news According to StartupAUS, an advocacy group for startups, up to 4.6 million Australian jobs may be at risk within a decade if Australia fails to create a future-ready workforce.
The group raised the issue in a discussion paper, titled Economy in Transition – Startups, innovation and a workforce for the future, released yesterday.
The paper, which was produced in partnership with Sydney-based startups Expert360 and CodeCamp, as well as LinkedIn, suggests that most jobs face some threat from the arrival of technological advancements such as automation, however startups and tech firms will generate “forward-looking” jobs based on new technologies.
StartupAUS CEO Alex McCauley said that, for every job in “high-growth” tech companies, up to five “tangential jobs” are created.
“The paper highlights the extensive economic benefits of building innovation hubs which have powerful multiplier effects. There’s a lot at stake here – if we get it right, we’ll be able to capitalise on it,” McCauley said.
The paper’s findings reveal the “very real need” for Australia to maintain its momentum on innovation and startup policy, he said.
“We have two new portfolio Ministers who will be getting across these issues very rapidly and in a very focused way. This paper highlights the need for that urgency and focus,” said McCauley.
According to StartupAUS, LinkedIn data included in the discussion paper suggests that 16 of the 20 most “in-demand” skills in Australia currently are technology related. Further, workers with a combination of entrepreneurial, STEM, creative, and social skills will be in increasingly high demand to support Australia’s growing innovation ecosystem.
Despite this need, Australia has a “profound talent shortage” within the STEM field, said the group.
To combat this, the paper outlines specialised immigration as a “crucial part” of brining vital skills into Australia’s workforce, as well as innovation hubs in major cities to help attract this international talent.
The paper’s author, Colin Pohl, said: “In the US, approximately 34% of the workforce is already made up of independent workers and we expect this to increase significantly and for a similar trend to be reflected here in Australia.”
“Many corporate jobs require specialised skills that are not required on a permanent basis, and infrastructure support for freelancers will facilitate an increasing number of workers operating across a portfolio of briefs based on their specialised talent,” said Pohl.
The discussion paper also shows new business models have created opportunities for independent workers, with studies showing a “substantial increase in contingent work” both internationally and in Australia, StartupAUS said.
The group said: “[B]y fostering a culture of entrepreneurship, nurturing a workforce with a forward-looking skill set, and establishing the infrastructure to support innovation we can be well-positioned to ensure the future of work in Australia is a bright one.”
Nick O’Donnell, APAC Head of Public Policy for LinkedIn, commented: “A crucial factor that will influence the strength and stability of the global economy will be governments’ willingness to set policy levers that encourage entrepreneurism, risk taking and innovation; in doing so allowing a vibrant start-up community to flourish.”

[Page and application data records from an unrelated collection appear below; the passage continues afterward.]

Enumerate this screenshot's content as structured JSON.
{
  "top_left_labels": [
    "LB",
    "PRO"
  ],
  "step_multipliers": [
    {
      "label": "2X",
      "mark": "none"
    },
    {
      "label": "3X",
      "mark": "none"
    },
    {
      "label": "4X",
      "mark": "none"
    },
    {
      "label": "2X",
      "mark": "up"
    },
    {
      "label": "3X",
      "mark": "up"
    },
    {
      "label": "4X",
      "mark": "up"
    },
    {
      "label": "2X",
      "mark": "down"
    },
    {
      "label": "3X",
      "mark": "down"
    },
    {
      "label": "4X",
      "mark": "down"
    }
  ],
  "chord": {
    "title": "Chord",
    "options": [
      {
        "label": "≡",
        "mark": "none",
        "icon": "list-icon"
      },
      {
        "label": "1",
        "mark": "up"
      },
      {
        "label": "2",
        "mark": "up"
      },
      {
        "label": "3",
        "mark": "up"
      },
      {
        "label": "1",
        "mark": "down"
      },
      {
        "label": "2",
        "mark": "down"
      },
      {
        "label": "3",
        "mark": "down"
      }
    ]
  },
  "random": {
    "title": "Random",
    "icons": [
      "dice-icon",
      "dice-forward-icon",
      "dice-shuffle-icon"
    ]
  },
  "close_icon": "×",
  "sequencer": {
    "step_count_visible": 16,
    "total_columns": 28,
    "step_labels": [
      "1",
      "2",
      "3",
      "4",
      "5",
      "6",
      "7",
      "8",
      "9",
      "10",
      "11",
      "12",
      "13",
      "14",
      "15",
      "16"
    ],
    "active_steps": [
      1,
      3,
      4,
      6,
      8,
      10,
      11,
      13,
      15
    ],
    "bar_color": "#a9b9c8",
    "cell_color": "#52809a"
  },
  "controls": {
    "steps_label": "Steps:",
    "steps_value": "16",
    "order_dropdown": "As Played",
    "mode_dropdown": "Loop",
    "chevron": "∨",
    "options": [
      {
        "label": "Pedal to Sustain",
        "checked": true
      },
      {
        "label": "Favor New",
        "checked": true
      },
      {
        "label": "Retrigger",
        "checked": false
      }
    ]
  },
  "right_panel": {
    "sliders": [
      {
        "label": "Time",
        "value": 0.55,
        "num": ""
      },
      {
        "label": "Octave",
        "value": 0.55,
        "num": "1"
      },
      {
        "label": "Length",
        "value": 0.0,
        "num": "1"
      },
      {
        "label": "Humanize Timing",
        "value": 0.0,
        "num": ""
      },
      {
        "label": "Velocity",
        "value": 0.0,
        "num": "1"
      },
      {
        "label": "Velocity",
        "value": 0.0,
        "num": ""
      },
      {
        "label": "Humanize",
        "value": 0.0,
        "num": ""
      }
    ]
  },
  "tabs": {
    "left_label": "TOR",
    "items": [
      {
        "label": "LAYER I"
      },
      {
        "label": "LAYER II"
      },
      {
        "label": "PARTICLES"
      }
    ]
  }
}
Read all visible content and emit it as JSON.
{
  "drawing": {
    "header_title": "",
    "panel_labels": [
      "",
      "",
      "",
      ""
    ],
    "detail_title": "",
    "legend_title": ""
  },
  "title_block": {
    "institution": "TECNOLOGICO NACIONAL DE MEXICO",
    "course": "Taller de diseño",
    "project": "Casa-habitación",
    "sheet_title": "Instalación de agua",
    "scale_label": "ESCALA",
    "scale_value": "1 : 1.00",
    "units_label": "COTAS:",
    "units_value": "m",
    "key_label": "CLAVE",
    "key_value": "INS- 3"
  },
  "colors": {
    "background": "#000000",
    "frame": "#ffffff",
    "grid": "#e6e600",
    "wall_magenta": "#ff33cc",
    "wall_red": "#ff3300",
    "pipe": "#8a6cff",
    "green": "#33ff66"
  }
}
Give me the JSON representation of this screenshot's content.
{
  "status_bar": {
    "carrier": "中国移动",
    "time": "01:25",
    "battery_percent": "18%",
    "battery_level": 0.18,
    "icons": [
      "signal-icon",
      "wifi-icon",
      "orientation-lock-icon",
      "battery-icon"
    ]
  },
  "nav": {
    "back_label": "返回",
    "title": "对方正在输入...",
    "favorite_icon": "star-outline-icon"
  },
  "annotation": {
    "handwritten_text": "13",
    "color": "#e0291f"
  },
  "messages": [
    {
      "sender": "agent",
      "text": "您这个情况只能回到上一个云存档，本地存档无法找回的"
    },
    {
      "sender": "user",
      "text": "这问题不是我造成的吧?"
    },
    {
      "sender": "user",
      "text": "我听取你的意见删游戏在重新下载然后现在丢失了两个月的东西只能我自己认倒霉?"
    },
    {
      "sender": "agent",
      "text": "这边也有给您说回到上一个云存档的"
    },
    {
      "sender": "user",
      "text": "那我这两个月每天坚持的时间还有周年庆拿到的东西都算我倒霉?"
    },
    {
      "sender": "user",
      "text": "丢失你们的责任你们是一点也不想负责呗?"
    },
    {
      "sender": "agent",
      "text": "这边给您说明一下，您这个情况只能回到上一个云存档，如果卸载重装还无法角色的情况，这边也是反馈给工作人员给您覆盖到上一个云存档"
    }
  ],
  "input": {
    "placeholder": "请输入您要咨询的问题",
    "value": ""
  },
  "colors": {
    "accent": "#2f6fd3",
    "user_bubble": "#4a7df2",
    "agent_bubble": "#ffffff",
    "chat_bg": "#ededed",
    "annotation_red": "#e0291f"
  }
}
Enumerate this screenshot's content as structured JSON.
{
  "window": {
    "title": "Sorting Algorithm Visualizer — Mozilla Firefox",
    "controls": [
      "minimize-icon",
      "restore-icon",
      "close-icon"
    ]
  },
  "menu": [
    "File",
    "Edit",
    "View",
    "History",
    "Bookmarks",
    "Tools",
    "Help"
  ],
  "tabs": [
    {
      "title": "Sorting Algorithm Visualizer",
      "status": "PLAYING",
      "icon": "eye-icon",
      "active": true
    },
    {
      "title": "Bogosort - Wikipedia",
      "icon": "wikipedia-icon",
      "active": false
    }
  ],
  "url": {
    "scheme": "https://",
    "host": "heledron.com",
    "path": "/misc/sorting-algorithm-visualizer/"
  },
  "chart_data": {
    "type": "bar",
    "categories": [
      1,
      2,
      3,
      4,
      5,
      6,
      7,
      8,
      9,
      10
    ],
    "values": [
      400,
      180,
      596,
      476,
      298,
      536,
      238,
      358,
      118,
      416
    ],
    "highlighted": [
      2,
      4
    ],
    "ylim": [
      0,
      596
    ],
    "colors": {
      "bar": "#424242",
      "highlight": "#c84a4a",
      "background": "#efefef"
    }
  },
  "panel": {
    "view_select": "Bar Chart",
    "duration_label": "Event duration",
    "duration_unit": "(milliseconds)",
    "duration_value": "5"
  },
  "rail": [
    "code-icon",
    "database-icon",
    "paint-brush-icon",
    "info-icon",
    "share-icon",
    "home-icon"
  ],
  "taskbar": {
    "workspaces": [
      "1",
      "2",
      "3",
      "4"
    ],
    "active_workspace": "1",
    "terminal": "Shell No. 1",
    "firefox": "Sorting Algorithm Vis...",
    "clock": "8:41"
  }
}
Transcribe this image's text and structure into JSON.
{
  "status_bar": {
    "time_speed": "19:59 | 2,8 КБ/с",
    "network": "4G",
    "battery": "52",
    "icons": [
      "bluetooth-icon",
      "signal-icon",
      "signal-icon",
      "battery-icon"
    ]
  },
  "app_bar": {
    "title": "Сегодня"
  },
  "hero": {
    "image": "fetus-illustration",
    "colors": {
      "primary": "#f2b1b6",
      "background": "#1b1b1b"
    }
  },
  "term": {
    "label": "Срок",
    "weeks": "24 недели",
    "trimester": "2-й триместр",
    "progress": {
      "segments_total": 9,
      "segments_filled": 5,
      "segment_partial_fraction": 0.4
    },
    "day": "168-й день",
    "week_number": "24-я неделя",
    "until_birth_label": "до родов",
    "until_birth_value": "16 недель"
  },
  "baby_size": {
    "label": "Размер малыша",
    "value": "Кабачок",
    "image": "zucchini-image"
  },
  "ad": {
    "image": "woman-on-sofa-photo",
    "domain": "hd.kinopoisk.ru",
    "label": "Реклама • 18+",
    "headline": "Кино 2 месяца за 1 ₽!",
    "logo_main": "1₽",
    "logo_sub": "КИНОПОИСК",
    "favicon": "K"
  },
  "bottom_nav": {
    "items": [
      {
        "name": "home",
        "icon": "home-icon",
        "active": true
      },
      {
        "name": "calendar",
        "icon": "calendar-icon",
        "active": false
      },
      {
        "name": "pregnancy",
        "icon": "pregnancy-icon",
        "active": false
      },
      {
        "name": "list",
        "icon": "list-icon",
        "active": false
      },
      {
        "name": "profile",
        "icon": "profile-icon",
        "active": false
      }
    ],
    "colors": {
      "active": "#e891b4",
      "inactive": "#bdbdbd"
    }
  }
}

Some of the themes discussed in the paper will be included in the third annual StartupAUS Crossroads Report to be released in October 2016.